Excerpts from a dataset:
********

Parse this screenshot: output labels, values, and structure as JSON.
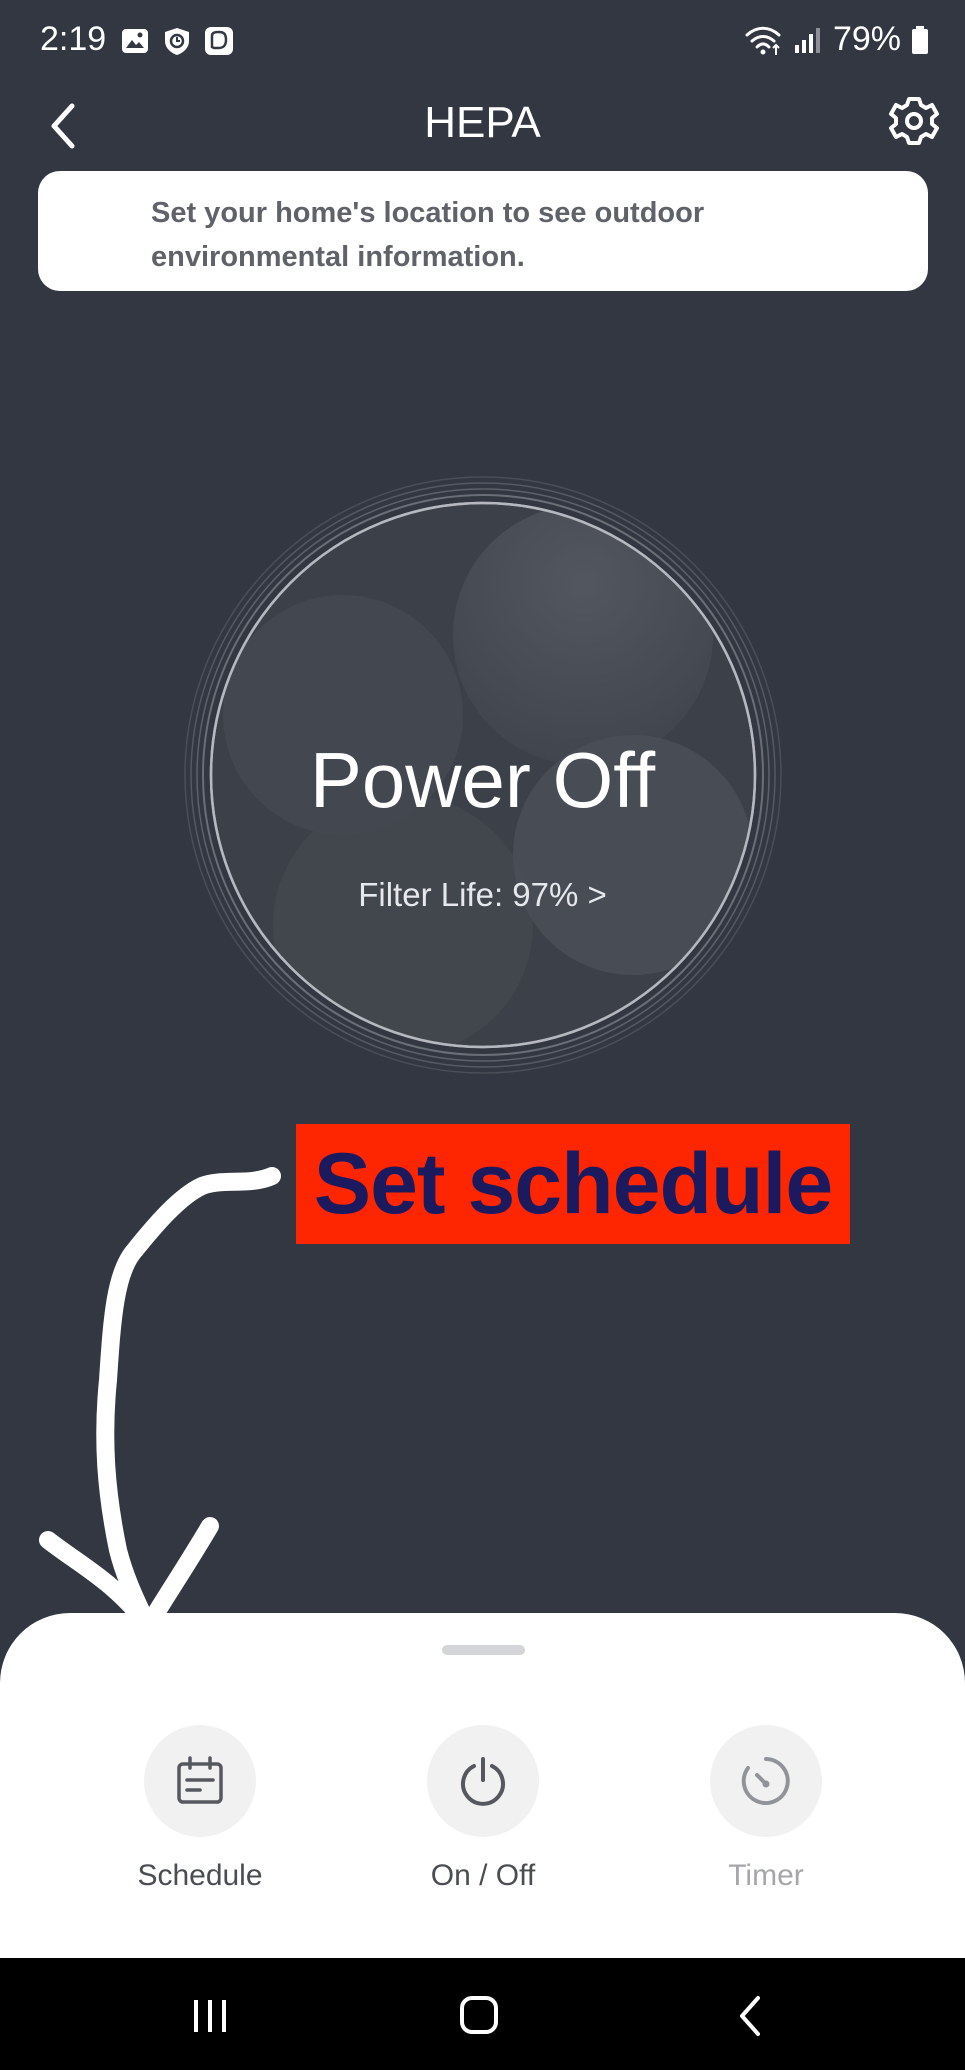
{
  "status_bar": {
    "time": "2:19",
    "battery": "79%",
    "left_icons": [
      "gallery-icon",
      "shield-icon",
      "messenger-icon"
    ],
    "right_icons": [
      "wifi-icon",
      "signal-icon",
      "battery-icon"
    ]
  },
  "header": {
    "title": "HEPA",
    "back_icon": "back-arrow-icon",
    "settings_icon": "gear-icon"
  },
  "banner": {
    "text": "Set your home's location to see outdoor environmental information."
  },
  "device": {
    "power_state": "Power Off",
    "filter_life": "Filter Life: 97% >"
  },
  "annotation": {
    "label": "Set schedule",
    "label_bg": "#fe2600",
    "label_color": "#1b1a5e"
  },
  "actions": [
    {
      "label": "Schedule",
      "icon": "calendar-icon",
      "enabled": true
    },
    {
      "label": "On / Off",
      "icon": "power-icon",
      "enabled": true
    },
    {
      "label": "Timer",
      "icon": "timer-icon",
      "enabled": false
    }
  ],
  "nav_bar": {
    "buttons": [
      "recent-apps-icon",
      "home-icon",
      "back-icon"
    ]
  },
  "colors": {
    "background": "#323741",
    "sheet": "#ffffff"
  }
}
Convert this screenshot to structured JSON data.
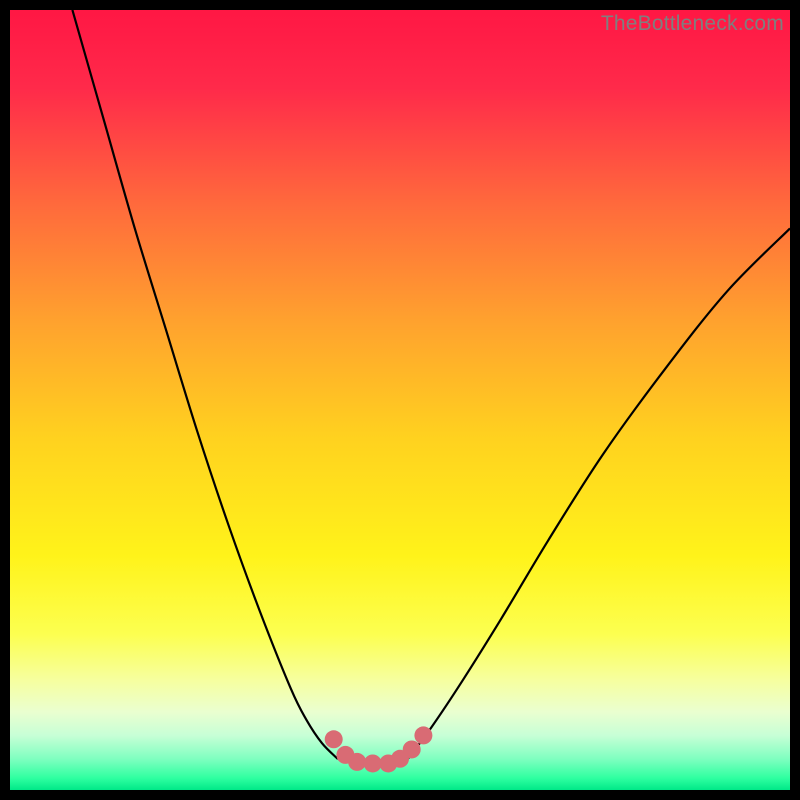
{
  "watermark": "TheBottleneck.com",
  "chart_data": {
    "type": "line",
    "title": "",
    "xlabel": "",
    "ylabel": "",
    "xlim": [
      0,
      100
    ],
    "ylim": [
      0,
      100
    ],
    "series": [
      {
        "name": "bottleneck-curve-left",
        "x": [
          8,
          12,
          16,
          20,
          24,
          28,
          32,
          36,
          38,
          40,
          42
        ],
        "y": [
          100,
          86,
          72,
          59,
          46,
          34,
          23,
          13,
          9,
          6,
          4
        ]
      },
      {
        "name": "bottleneck-curve-right",
        "x": [
          51,
          54,
          58,
          63,
          69,
          76,
          84,
          92,
          100
        ],
        "y": [
          4,
          8,
          14,
          22,
          32,
          43,
          54,
          64,
          72
        ]
      },
      {
        "name": "bottleneck-flat",
        "x": [
          42,
          44,
          46,
          48,
          50,
          51
        ],
        "y": [
          4,
          3.5,
          3.4,
          3.4,
          3.6,
          4
        ]
      }
    ],
    "markers": {
      "name": "highlight-dots",
      "color": "#d96b74",
      "points": [
        {
          "x": 41.5,
          "y": 6.5
        },
        {
          "x": 43.0,
          "y": 4.5
        },
        {
          "x": 44.5,
          "y": 3.6
        },
        {
          "x": 46.5,
          "y": 3.4
        },
        {
          "x": 48.5,
          "y": 3.4
        },
        {
          "x": 50.0,
          "y": 4.0
        },
        {
          "x": 51.5,
          "y": 5.2
        },
        {
          "x": 53.0,
          "y": 7.0
        }
      ]
    },
    "gradient_stops": [
      {
        "offset": 0.0,
        "color": "#ff1744"
      },
      {
        "offset": 0.1,
        "color": "#ff2a4a"
      },
      {
        "offset": 0.25,
        "color": "#ff6a3c"
      },
      {
        "offset": 0.4,
        "color": "#ffa22e"
      },
      {
        "offset": 0.55,
        "color": "#ffd21f"
      },
      {
        "offset": 0.7,
        "color": "#fff31a"
      },
      {
        "offset": 0.8,
        "color": "#fcff50"
      },
      {
        "offset": 0.86,
        "color": "#f6ffa0"
      },
      {
        "offset": 0.9,
        "color": "#eaffd0"
      },
      {
        "offset": 0.93,
        "color": "#c7ffd6"
      },
      {
        "offset": 0.96,
        "color": "#7fffc0"
      },
      {
        "offset": 0.985,
        "color": "#2effa0"
      },
      {
        "offset": 1.0,
        "color": "#00e888"
      }
    ]
  }
}
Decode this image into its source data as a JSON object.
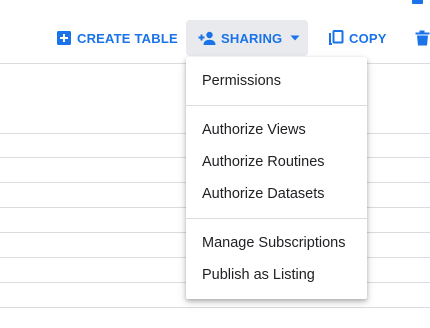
{
  "toolbar": {
    "create_table_label": "CREATE TABLE",
    "sharing_label": "SHARING",
    "copy_label": "COPY"
  },
  "sharing_menu": {
    "groups": [
      [
        "Permissions"
      ],
      [
        "Authorize Views",
        "Authorize Routines",
        "Authorize Datasets"
      ],
      [
        "Manage Subscriptions",
        "Publish as Listing"
      ]
    ],
    "items": [
      "Permissions",
      "Authorize Views",
      "Authorize Routines",
      "Authorize Datasets",
      "Manage Subscriptions",
      "Publish as Listing"
    ]
  },
  "colors": {
    "accent": "#1a73e8",
    "button_active_bg": "#e8eaed",
    "divider": "#dadce0",
    "text": "#202124"
  },
  "icons": {
    "create_table": "add-box-icon",
    "sharing": "person-add-icon",
    "sharing_caret": "caret-down-icon",
    "copy": "content-copy-icon",
    "delete": "trash-icon"
  }
}
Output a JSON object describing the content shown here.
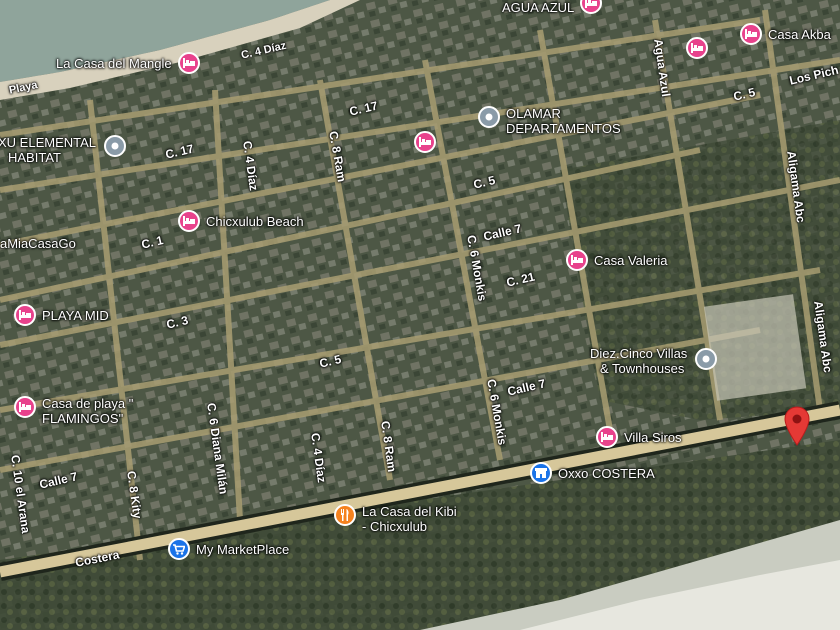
{
  "map": {
    "colors": {
      "ground": "#4a5441",
      "sea": "#8fa49b",
      "beach": "#d8d1bd",
      "road": "#a99e72",
      "highway": "#d6c79a",
      "hotel": "#e8428c",
      "generic": "#8a9ba8",
      "restaurant": "#f5821f",
      "shop": "#1a73e8",
      "pin": "#e53935"
    },
    "streets": [
      {
        "id": "c4diaz-top",
        "text": "C. 4 Díaz"
      },
      {
        "id": "playa",
        "text": "Playa"
      },
      {
        "id": "c17-a",
        "text": "C. 17"
      },
      {
        "id": "c17-b",
        "text": "C. 17"
      },
      {
        "id": "c4diaz",
        "text": "C. 4 Díaz"
      },
      {
        "id": "c8ram",
        "text": "C. 8 Ram"
      },
      {
        "id": "c5-a",
        "text": "C. 5"
      },
      {
        "id": "c5-b",
        "text": "C. 5"
      },
      {
        "id": "agua-azul",
        "text": "Agua Azul"
      },
      {
        "id": "aligama-1",
        "text": "Aligama Abc"
      },
      {
        "id": "aligama-2",
        "text": "Aligama Abc"
      },
      {
        "id": "los-pich",
        "text": "Los Pich"
      },
      {
        "id": "calle7-a",
        "text": "Calle 7"
      },
      {
        "id": "c6monkis",
        "text": "C. 6 Monkis"
      },
      {
        "id": "c21",
        "text": "C. 21"
      },
      {
        "id": "c1",
        "text": "C. 1"
      },
      {
        "id": "c3",
        "text": "C. 3"
      },
      {
        "id": "c5-c",
        "text": "C. 5"
      },
      {
        "id": "calle7-b",
        "text": "Calle 7"
      },
      {
        "id": "c6monkis-2",
        "text": "C. 6 Monkis"
      },
      {
        "id": "c6diana",
        "text": "C. 6 Diana Milán"
      },
      {
        "id": "c4diaz-2",
        "text": "C. 4 Díaz"
      },
      {
        "id": "c8ram-2",
        "text": "C. 8 Ram"
      },
      {
        "id": "calle7-c",
        "text": "Calle 7"
      },
      {
        "id": "c10",
        "text": "C. 10 el Arana"
      },
      {
        "id": "c8kity",
        "text": "C. 8 Kity"
      },
      {
        "id": "costera",
        "text": "Costera"
      }
    ],
    "places": [
      {
        "id": "agua-azul",
        "icon": "hotel",
        "lines": [
          "AGUA AZUL"
        ]
      },
      {
        "id": "casa-akba",
        "icon": "hotel",
        "lines": [
          "Casa Akba"
        ]
      },
      {
        "id": "la-casa-del-mangle",
        "icon": "hotel",
        "lines": [
          "La Casa del Mangle"
        ]
      },
      {
        "id": "hotel-unlabeled-1",
        "icon": "hotel",
        "lines": []
      },
      {
        "id": "olamar",
        "icon": "generic",
        "lines": [
          "OLAMAR",
          "DEPARTAMENTOS"
        ]
      },
      {
        "id": "xu-elemental",
        "icon": "generic",
        "lines": [
          "XU ELEMENTAL",
          "HABITAT"
        ]
      },
      {
        "id": "hotel-unlabeled-2",
        "icon": "hotel",
        "lines": []
      },
      {
        "id": "chicxulub-beach",
        "icon": "hotel",
        "lines": [
          "Chicxulub Beach"
        ]
      },
      {
        "id": "casa-valeria",
        "icon": "hotel",
        "lines": [
          "Casa Valeria"
        ]
      },
      {
        "id": "mamia",
        "icon": "none",
        "lines": [
          "aMiaCasaGo"
        ]
      },
      {
        "id": "playa-mid",
        "icon": "hotel",
        "lines": [
          "PLAYA MID"
        ]
      },
      {
        "id": "diez-cinco",
        "icon": "generic",
        "lines": [
          "Diez.Cinco Villas",
          "& Townhouses"
        ]
      },
      {
        "id": "flamingos",
        "icon": "hotel",
        "lines": [
          "Casa de playa \"",
          "FLAMINGOS\""
        ]
      },
      {
        "id": "villa-siros",
        "icon": "hotel",
        "lines": [
          "Villa Siros"
        ]
      },
      {
        "id": "oxxo",
        "icon": "shop",
        "lines": [
          "Oxxo COSTERA"
        ]
      },
      {
        "id": "kibi",
        "icon": "restaurant",
        "lines": [
          "La Casa del Kibi",
          "- Chicxulub"
        ]
      },
      {
        "id": "marketplace",
        "icon": "cart",
        "lines": [
          "My MarketPlace"
        ]
      }
    ],
    "pin": {
      "name": "selected-location-pin"
    }
  }
}
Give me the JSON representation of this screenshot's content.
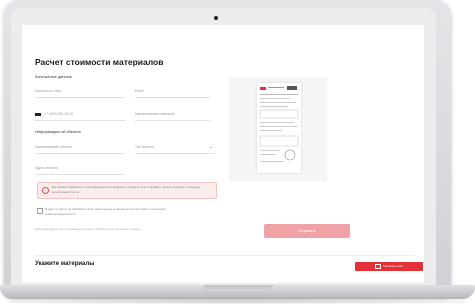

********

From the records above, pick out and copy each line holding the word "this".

* Written answer:
Parse this screenshot: output labels, values, and structure as JSON.
Convert this screenshot to structured JSON data.
Decode this image into its source data as a JSON object.
Give me the JSON representation of this screenshot's content.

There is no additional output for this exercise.